Ask an Island Expert: Where can you find a snowy owl on Martha’s Vineyard?

—Brian Packish

At least one of these magnificent Arctic birds of prey turns up here most winters, and in so-called “irruption years,” when prey shortages or overpopulation drive large numbers of snowies south into the northern U.S., the Vineyard may host a half-dozen or more. The first ones typically arrive in late November or early December. Often, individuals that visit the Vineyard remain throughout the winter, sometimes staying in the same area throughout the season. They head back north any time between mid-March and, exceptionally, early May.

Normally found on tundra, seemingly impervious to snow and cold, snowy owls naturally prefer flat habitats with low vegetation. They like to have space around them, and they like to be able to see for long distances. The dune system and upper beach of East Beach on Chappaquiddick is probably their favorite site on the Vineyard, and while that area is a bit difficult to access, it’s the place to go if you want the best shot at seeing one of these birds. But snowies, when present, may also be found at Lobsterville, at any of the grassland properties along the south shore (Katama, Long Point, or Quansoo, for example), and sometimes even along State Beach between Oak Bluffs and Edgartown.

Snowies almost invariably perch on the ground, often on a small hill or lump of dirt. So scan for their white, round-headed shape. Beware of look-alikes, though: Among birders, there is an entire class of humor built around objects such as plastic bags or bleach bottles that have been mistaken for snowy owls!

Snowy owls prey heavily on rodents in their Arctic habitat, but they are versatile and resourceful predators. On the Vineyard, they hunt rats along rock breakwaters; they take rabbits, voles, and small birds on grassland sites; and there is even evidence that they forage over the water at night, snatching sea ducks from roosting flocks.

You can’t ever be sure of seeing a snowy owl on the Vineyard; sometimes they simply aren’t present, and their fondness for remote, empty places makes them elusive even when they are.
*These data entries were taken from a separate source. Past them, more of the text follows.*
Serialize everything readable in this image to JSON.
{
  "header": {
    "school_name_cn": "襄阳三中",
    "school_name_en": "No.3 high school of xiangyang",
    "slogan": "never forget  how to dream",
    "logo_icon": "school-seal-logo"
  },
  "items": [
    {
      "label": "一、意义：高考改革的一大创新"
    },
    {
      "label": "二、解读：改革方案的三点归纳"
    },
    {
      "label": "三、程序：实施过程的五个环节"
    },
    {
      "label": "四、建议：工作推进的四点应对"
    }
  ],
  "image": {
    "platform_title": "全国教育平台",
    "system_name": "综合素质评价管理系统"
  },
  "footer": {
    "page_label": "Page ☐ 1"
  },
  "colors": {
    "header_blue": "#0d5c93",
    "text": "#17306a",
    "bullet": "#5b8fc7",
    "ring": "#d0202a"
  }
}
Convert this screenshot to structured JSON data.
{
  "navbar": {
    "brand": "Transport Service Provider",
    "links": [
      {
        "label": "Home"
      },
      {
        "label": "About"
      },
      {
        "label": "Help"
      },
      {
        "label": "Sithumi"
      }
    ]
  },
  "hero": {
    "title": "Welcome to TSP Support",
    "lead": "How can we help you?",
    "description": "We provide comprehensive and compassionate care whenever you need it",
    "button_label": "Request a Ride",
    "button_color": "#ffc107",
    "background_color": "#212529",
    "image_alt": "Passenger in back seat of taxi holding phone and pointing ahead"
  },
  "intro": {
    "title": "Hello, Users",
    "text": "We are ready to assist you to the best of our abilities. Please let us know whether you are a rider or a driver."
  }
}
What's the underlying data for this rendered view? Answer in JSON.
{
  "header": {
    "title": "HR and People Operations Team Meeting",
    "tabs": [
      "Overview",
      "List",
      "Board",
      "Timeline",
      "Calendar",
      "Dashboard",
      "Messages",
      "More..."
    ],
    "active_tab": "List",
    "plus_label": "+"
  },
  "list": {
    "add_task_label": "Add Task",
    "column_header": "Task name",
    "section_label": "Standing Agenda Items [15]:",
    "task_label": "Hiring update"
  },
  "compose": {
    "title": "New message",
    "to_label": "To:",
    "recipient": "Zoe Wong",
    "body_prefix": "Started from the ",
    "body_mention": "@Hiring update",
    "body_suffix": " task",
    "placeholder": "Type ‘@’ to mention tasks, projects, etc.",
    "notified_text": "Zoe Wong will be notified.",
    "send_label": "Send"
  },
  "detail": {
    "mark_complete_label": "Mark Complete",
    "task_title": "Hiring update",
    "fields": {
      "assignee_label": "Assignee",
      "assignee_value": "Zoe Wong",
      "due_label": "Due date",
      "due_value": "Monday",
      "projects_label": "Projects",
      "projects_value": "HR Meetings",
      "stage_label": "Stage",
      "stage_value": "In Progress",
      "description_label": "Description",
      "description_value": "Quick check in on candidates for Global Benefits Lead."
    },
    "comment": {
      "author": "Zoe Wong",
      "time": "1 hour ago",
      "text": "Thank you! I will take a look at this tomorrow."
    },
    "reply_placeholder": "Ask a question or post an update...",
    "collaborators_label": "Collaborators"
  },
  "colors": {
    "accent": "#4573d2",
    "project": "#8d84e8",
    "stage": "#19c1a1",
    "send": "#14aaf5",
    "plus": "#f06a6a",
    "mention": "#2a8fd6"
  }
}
But it’s worth the effort to find one: Powerful predators with mysterious habits, they bring a taste of the Arctic to the Island.